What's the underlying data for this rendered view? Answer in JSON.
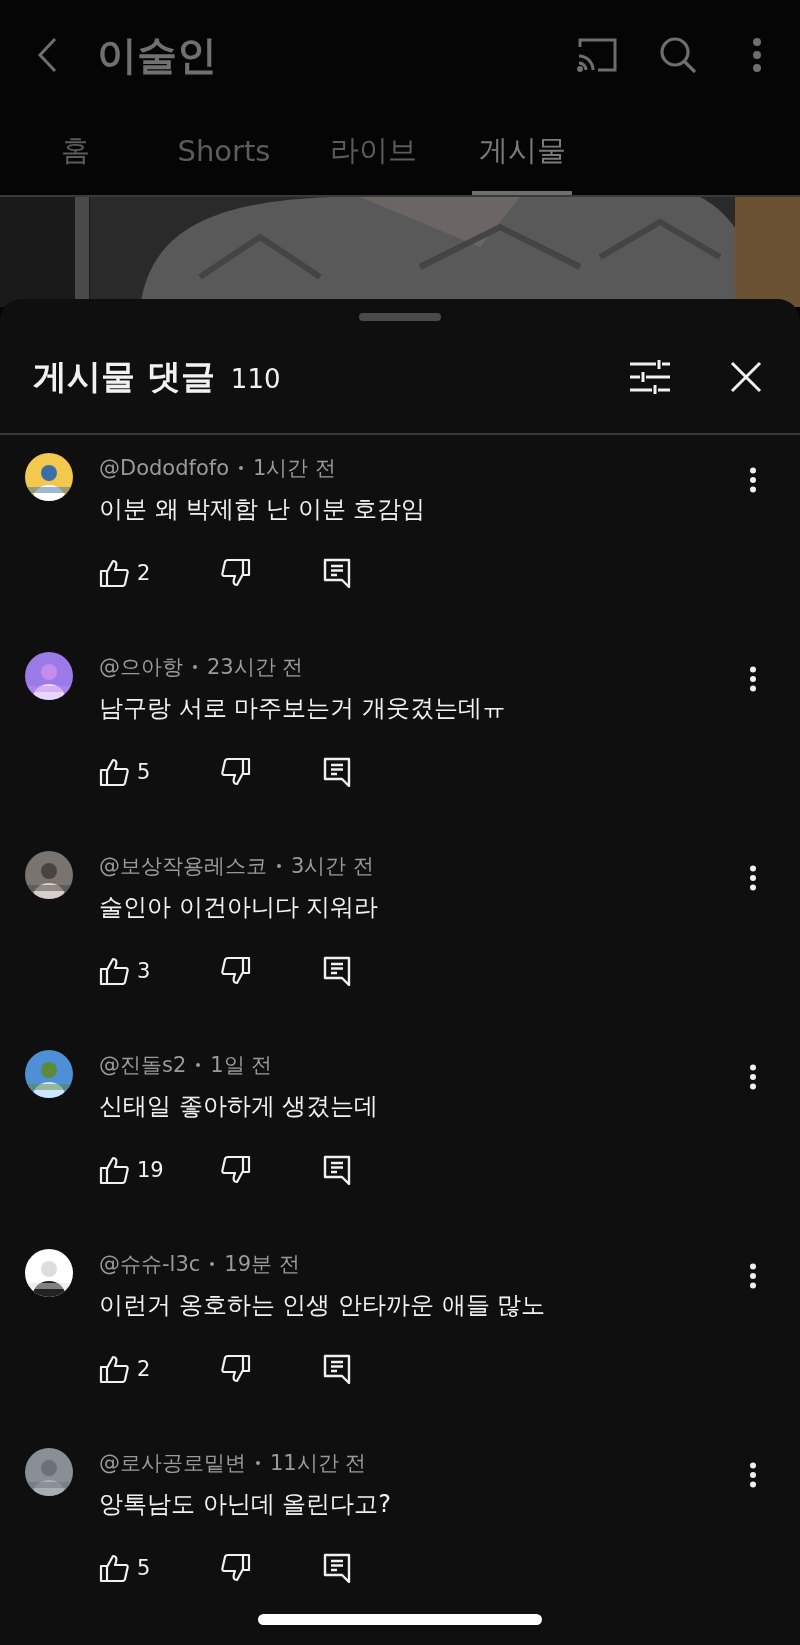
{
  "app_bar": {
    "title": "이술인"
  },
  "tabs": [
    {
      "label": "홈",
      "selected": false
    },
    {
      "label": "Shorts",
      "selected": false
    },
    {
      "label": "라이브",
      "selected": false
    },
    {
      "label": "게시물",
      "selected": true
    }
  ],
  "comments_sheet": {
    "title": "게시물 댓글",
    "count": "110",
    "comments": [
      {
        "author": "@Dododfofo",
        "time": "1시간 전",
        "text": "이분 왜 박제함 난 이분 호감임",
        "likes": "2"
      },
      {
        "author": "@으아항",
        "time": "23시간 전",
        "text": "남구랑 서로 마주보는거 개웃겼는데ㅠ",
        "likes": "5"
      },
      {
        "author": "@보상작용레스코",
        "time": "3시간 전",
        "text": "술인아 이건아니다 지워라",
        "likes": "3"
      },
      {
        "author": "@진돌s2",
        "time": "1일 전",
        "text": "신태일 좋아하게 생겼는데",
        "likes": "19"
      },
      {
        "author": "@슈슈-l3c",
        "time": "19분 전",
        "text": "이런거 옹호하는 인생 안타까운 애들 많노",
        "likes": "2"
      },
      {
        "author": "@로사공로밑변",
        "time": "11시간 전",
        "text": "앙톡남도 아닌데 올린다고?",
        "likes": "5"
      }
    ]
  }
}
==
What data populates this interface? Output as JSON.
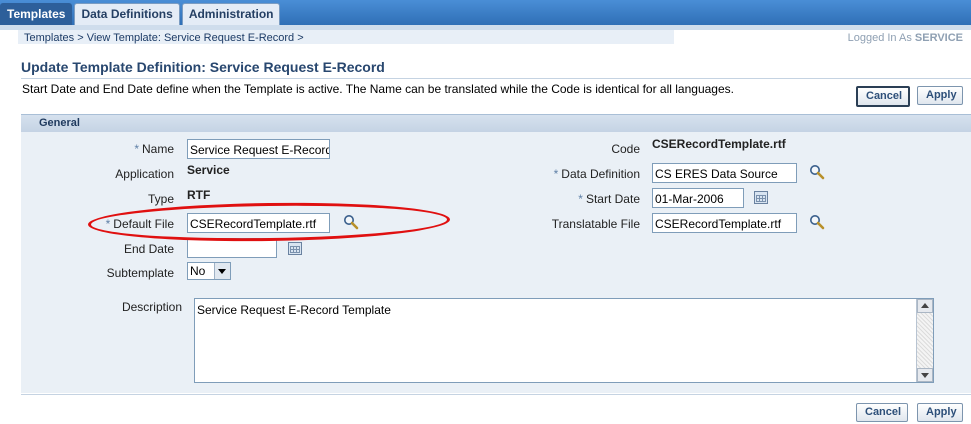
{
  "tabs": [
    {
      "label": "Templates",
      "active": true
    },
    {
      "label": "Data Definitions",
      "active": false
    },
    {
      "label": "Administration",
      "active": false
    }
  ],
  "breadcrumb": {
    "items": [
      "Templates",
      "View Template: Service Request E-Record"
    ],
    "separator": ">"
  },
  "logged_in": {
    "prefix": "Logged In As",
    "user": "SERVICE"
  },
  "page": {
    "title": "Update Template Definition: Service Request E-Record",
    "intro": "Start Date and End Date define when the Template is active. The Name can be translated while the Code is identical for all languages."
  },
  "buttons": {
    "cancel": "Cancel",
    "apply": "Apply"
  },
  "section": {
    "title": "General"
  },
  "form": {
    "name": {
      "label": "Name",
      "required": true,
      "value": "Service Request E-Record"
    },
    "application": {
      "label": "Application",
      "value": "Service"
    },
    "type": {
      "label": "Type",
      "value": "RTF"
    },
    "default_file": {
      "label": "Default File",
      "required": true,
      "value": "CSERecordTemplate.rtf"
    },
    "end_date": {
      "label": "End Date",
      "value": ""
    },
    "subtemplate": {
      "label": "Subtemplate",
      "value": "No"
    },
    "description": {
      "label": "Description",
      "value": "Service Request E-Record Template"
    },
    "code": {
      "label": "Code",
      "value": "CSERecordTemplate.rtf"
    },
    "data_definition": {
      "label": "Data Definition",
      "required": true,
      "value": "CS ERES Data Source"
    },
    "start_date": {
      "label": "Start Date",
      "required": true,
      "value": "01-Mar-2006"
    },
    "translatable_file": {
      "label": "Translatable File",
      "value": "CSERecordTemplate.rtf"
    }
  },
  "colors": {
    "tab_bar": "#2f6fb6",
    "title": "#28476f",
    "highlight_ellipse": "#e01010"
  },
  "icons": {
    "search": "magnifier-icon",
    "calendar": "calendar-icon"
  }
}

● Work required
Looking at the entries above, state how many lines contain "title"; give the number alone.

● Written response
5